A photo-inspired piece this time. Just some thoughts that struck me after rolling my eyes over a picture of a Falkirk pub.
The pub in question was an Aitken's house. I don't know if they actually owned it or not. As it was directly opposite the brewery, it's not impossible.
Here's the photo:
My guess would be that it dates from the 1920s or 1930s. That's based on two things: the way the draymen are dressed and the amount of bottled beer.
But what does this photo tell us? Several things. For a start that Aitken still had horse-drawn drays between the wars. Not particularly unusual for the period. Especially for local deliveries. As I said, this pub was directly opposite the brewery. Hang on. I'll show you.
1. marks the New Market Bar and 2. the new Aitken brewery. I'm not sure why they bothered with the dray. They could have just rolled the barrels over the street.
Lint Riggs, the street running down the pub's side looks like it was completely remodelled around 1900, with new buildings down both sides of its entire length. I assume the New Market Bar replaced the Market Inn which had stood at the other end of the street. You can see it on the map above.
Returning to my subject, what's odd about that dray? How few barrels there are on it. Most of the space is taken up with crates. It looks as if just a single barrel (and it is a 36-gallon barrel) is being delivered. That's the one next to the sack at the back of the dray. The other barrel looks like an empty, but I could be wrong. That implies that the pub didn't have a great range of draught beer. I can only see four barrels in total. At this time a London pub would have sold four or five different draught beers. My guess is the the New Market probably sold one or two.
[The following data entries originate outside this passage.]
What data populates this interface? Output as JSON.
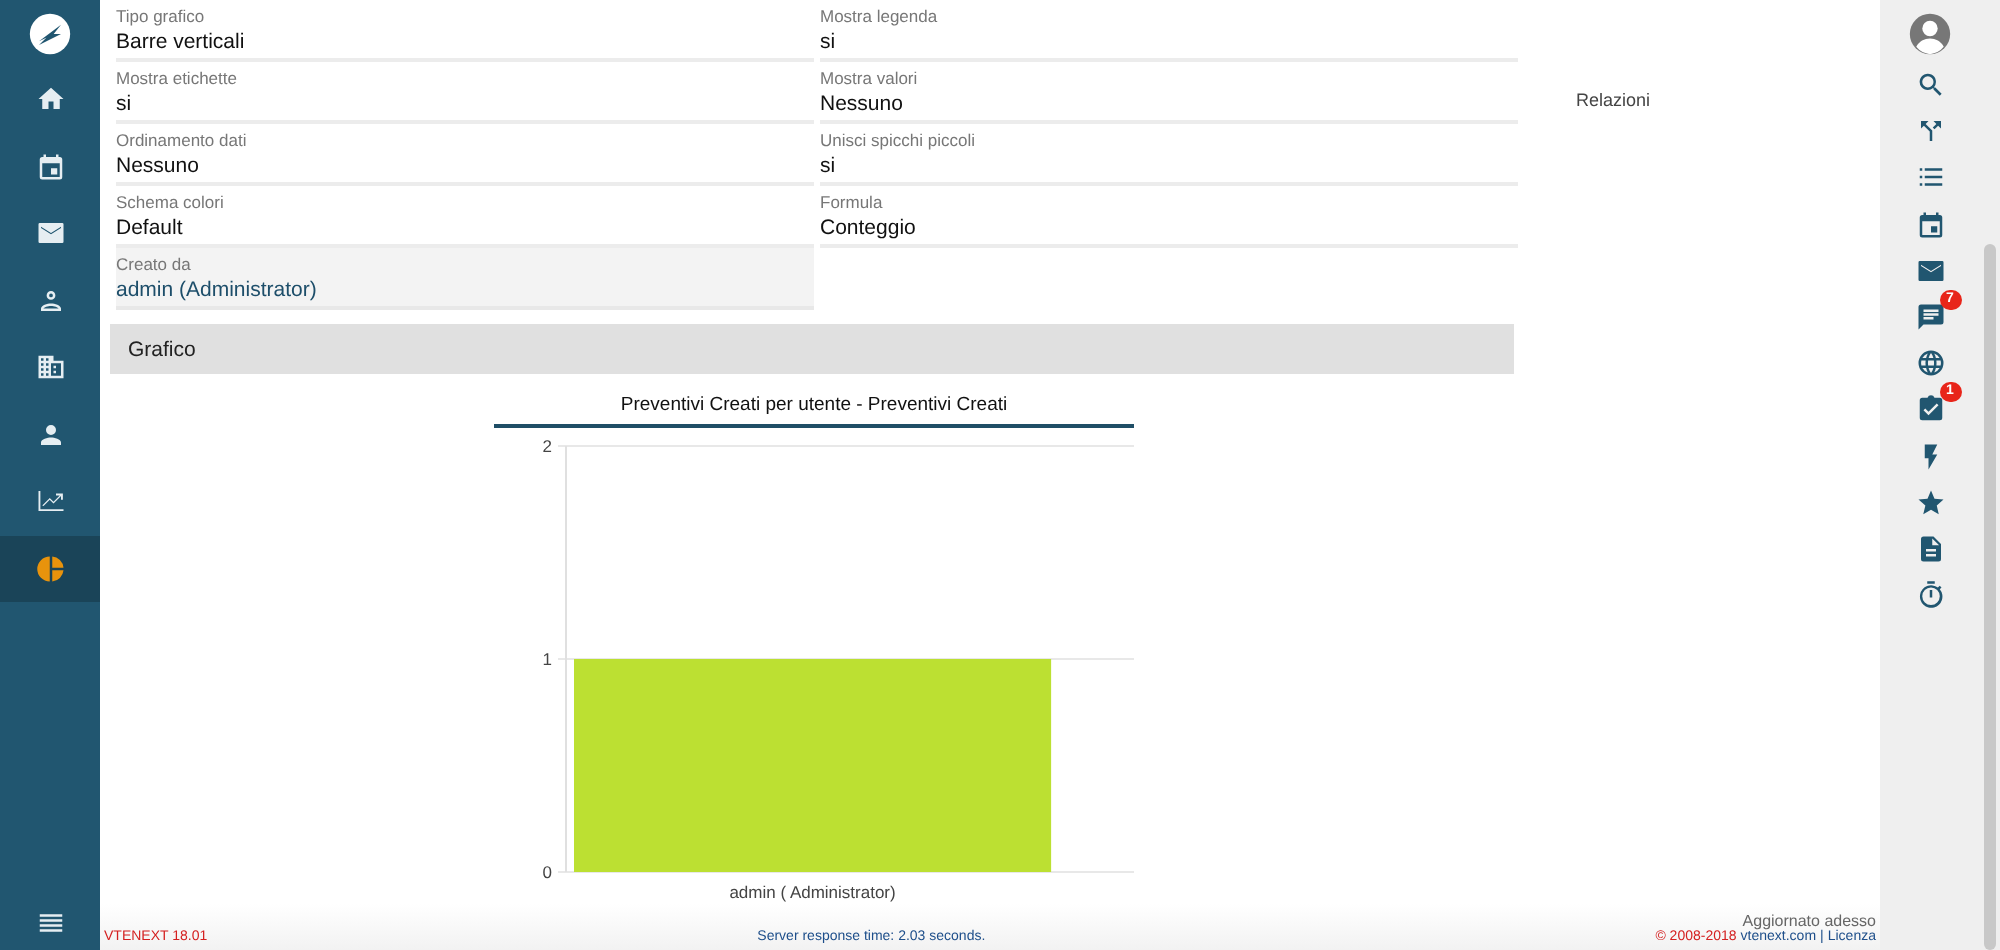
{
  "sidebar": {
    "items": [
      {
        "selected": false
      },
      {
        "selected": false
      },
      {
        "selected": false
      },
      {
        "selected": false
      },
      {
        "selected": false
      },
      {
        "selected": false
      },
      {
        "selected": false
      },
      {
        "selected": true
      }
    ]
  },
  "fields": [
    {
      "label": "Tipo grafico",
      "value": "Barre verticali",
      "kind": "text"
    },
    {
      "label": "Mostra legenda",
      "value": "si",
      "kind": "text"
    },
    {
      "label": "Mostra etichette",
      "value": "si",
      "kind": "text"
    },
    {
      "label": "Mostra valori",
      "value": "Nessuno",
      "kind": "text"
    },
    {
      "label": "Ordinamento dati",
      "value": "Nessuno",
      "kind": "text"
    },
    {
      "label": "Unisci spicchi piccoli",
      "value": "si",
      "kind": "text"
    },
    {
      "label": "Schema colori",
      "value": "Default",
      "kind": "text"
    },
    {
      "label": "Formula",
      "value": "Conteggio",
      "kind": "text"
    },
    {
      "label": "Creato da",
      "value": "admin (Administrator)",
      "kind": "link"
    }
  ],
  "related": {
    "title": "Relazioni"
  },
  "chart_section": {
    "title": "Grafico",
    "chart_data": {
      "type": "bar",
      "title": "Preventivi Creati per utente - Preventivi Creati",
      "categories": [
        "admin ( Administrator)"
      ],
      "series": [
        {
          "color": "#bce032",
          "values": [
            1
          ]
        }
      ],
      "ylim": [
        0,
        2
      ],
      "yticks": [
        0,
        1,
        2
      ]
    }
  },
  "footer": {
    "version": "VTENEXT 18.01",
    "server_time": "Server response time: 2.03 seconds.",
    "updated": "Aggiornato adesso",
    "copyright": "© 2008-2018",
    "links": [
      "vtenext.com",
      "Licenza"
    ],
    "separator": "|"
  },
  "rail": {
    "badges": [
      "7",
      "1"
    ]
  }
}
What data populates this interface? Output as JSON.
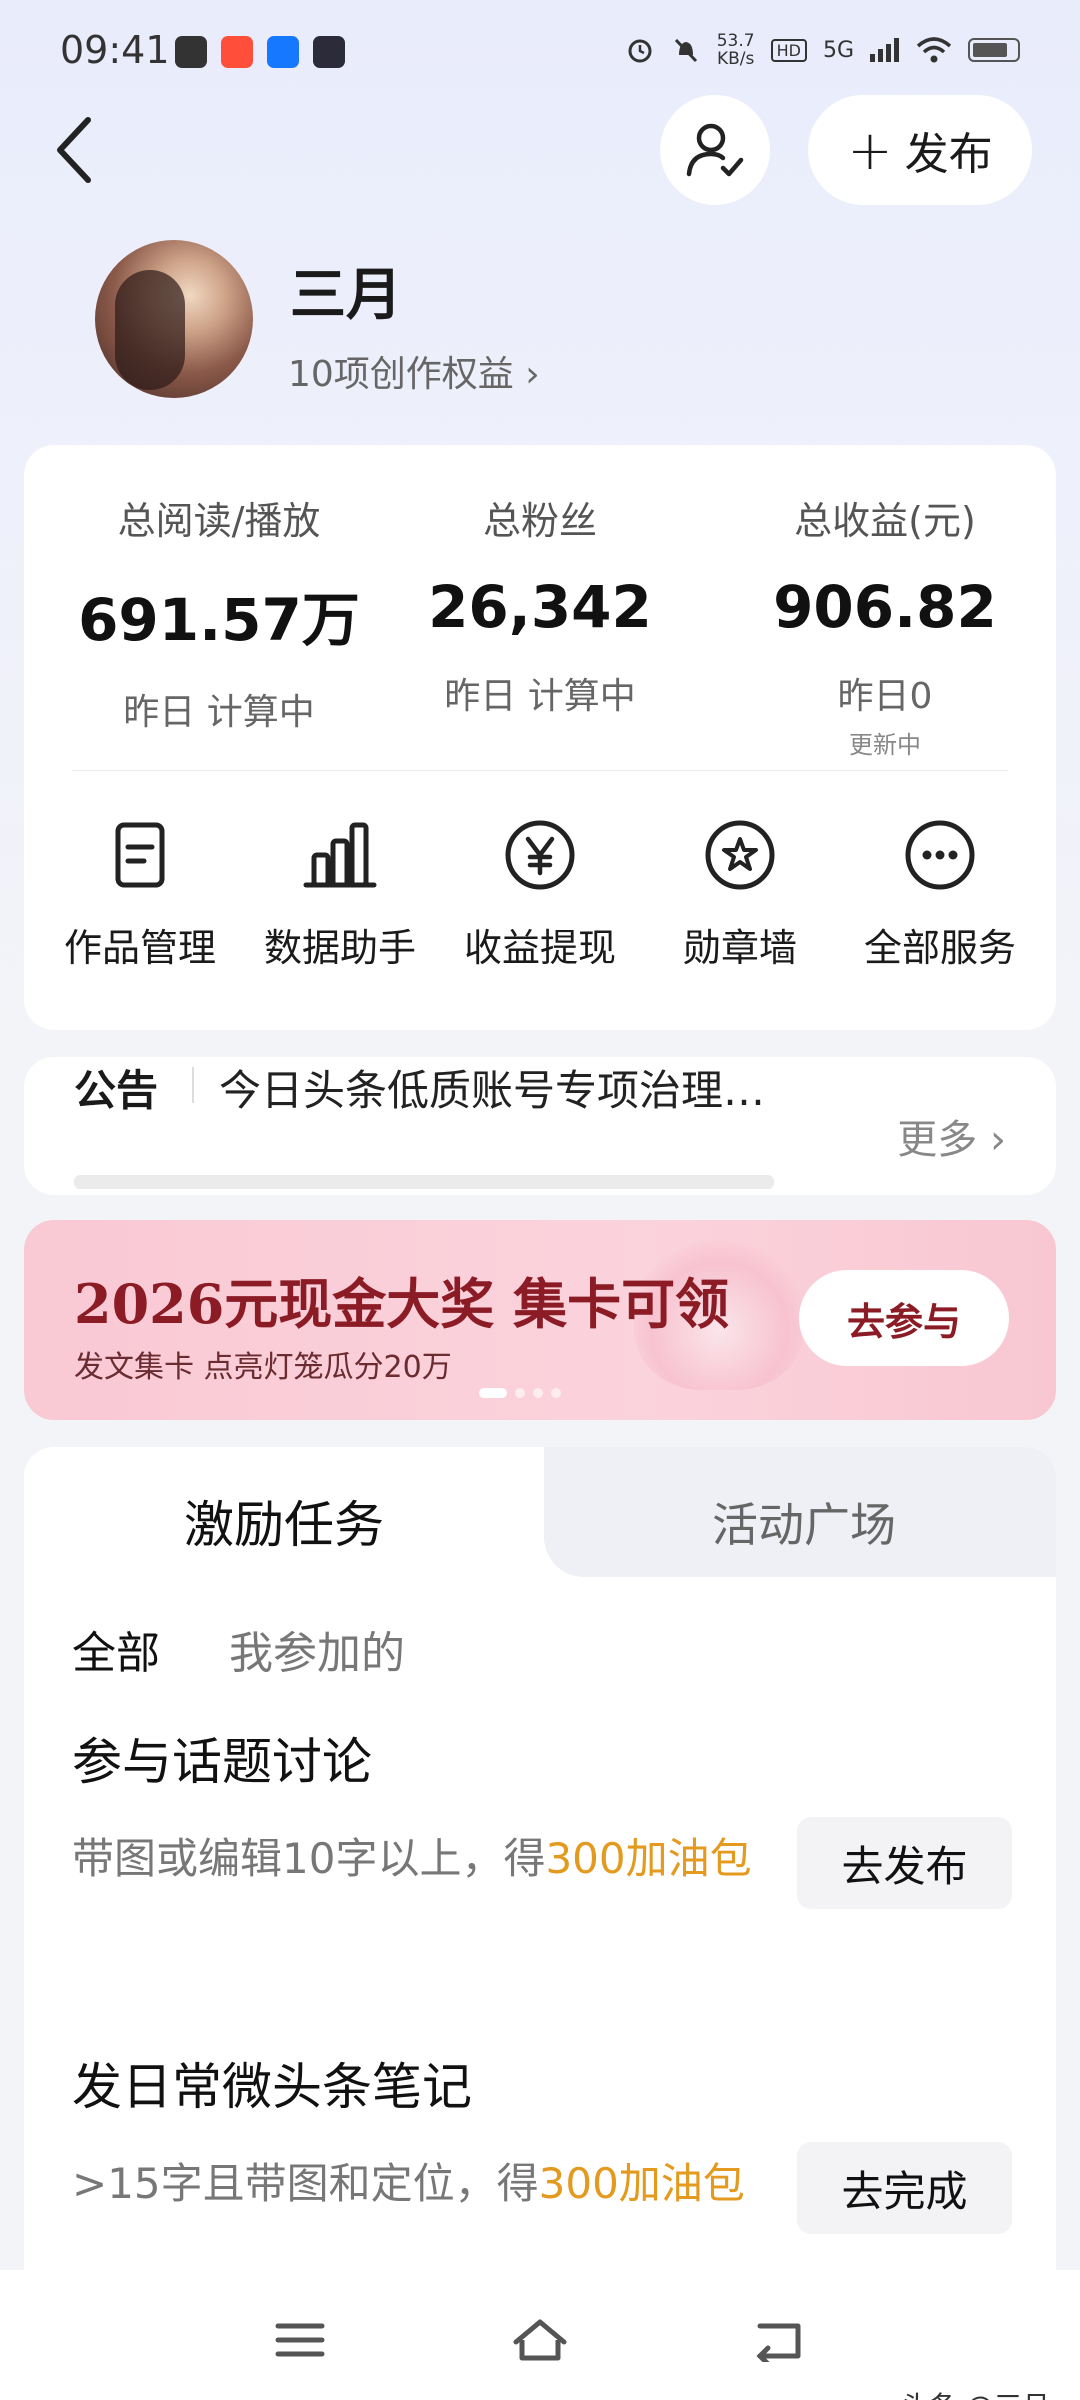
{
  "status_bar": {
    "time": "09:41",
    "speed_value": "53.7",
    "speed_unit": "KB/s",
    "hd": "HD",
    "network": "5G"
  },
  "header": {
    "publish_label": "发布"
  },
  "profile": {
    "name": "三月",
    "rights_link": "10项创作权益 ›"
  },
  "stats": [
    {
      "label": "总阅读/播放",
      "value": "691.57万",
      "sub": "昨日 计算中",
      "sub2": ""
    },
    {
      "label": "总粉丝",
      "value": "26,342",
      "sub": "昨日 计算中",
      "sub2": ""
    },
    {
      "label": "总收益(元)",
      "value": "906.82",
      "sub": "昨日0",
      "sub2": "更新中"
    }
  ],
  "services": [
    {
      "label": "作品管理",
      "icon": "document-icon"
    },
    {
      "label": "数据助手",
      "icon": "bar-chart-icon"
    },
    {
      "label": "收益提现",
      "icon": "yen-icon"
    },
    {
      "label": "勋章墙",
      "icon": "medal-icon"
    },
    {
      "label": "全部服务",
      "icon": "more-icon"
    }
  ],
  "notice": {
    "tag": "公告",
    "text": "今日头条低质账号专项治理…",
    "more": "更多 ›"
  },
  "banner": {
    "title": "2026元现金大奖 集卡可领",
    "subtitle": "发文集卡 点亮灯笼瓜分20万",
    "button": "去参与"
  },
  "tasks_panel": {
    "tab_active": "激励任务",
    "tab_inactive": "活动广场",
    "filter_all": "全部",
    "filter_mine": "我参加的",
    "tasks": [
      {
        "title": "参与话题讨论",
        "desc_prefix": "带图或编辑10字以上，得",
        "desc_highlight": "300加油包",
        "button": "去发布"
      },
      {
        "title": "发日常微头条笔记",
        "desc_prefix": ">15字且带图和定位，得",
        "desc_highlight": "300加油包",
        "button": "去完成"
      }
    ]
  },
  "watermark": "头条 @三月",
  "colors": {
    "accent_orange": "#e39a1e",
    "banner_red": "#8b1b24",
    "banner_pink": "#f9c9d4"
  }
}
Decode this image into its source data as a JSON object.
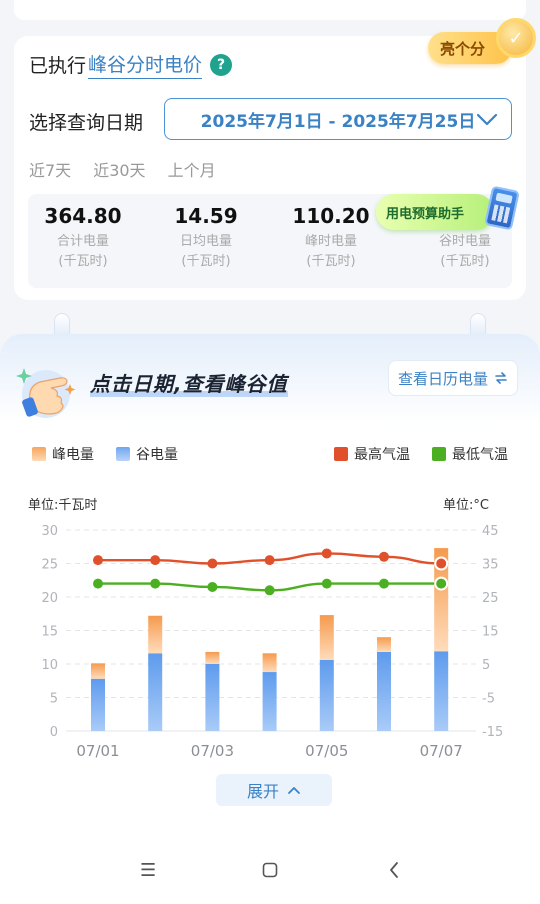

That would make Falkirk more similar to Bolton than London in the beer range typically supplied. Many Bolton pubs sold either just Mild and Best Mild or Mild and Bitter. Which I suppose isn't surprising. Both were provincial industrial towns.
The building is still there (albeit with plants growing out of the masonry), but the Market Bar is no more. It's now called the Goose and looks rather like a Wetherspoons from the outside..
Loads more Aitken fun to come.
Postscript: Michael Ash, 1927-2016 - We received some sad new yesterday afternoon via Twitter. Michael Ash, the creative mathematician who pioneered nitrogen dispense systems, d...
3 hours ago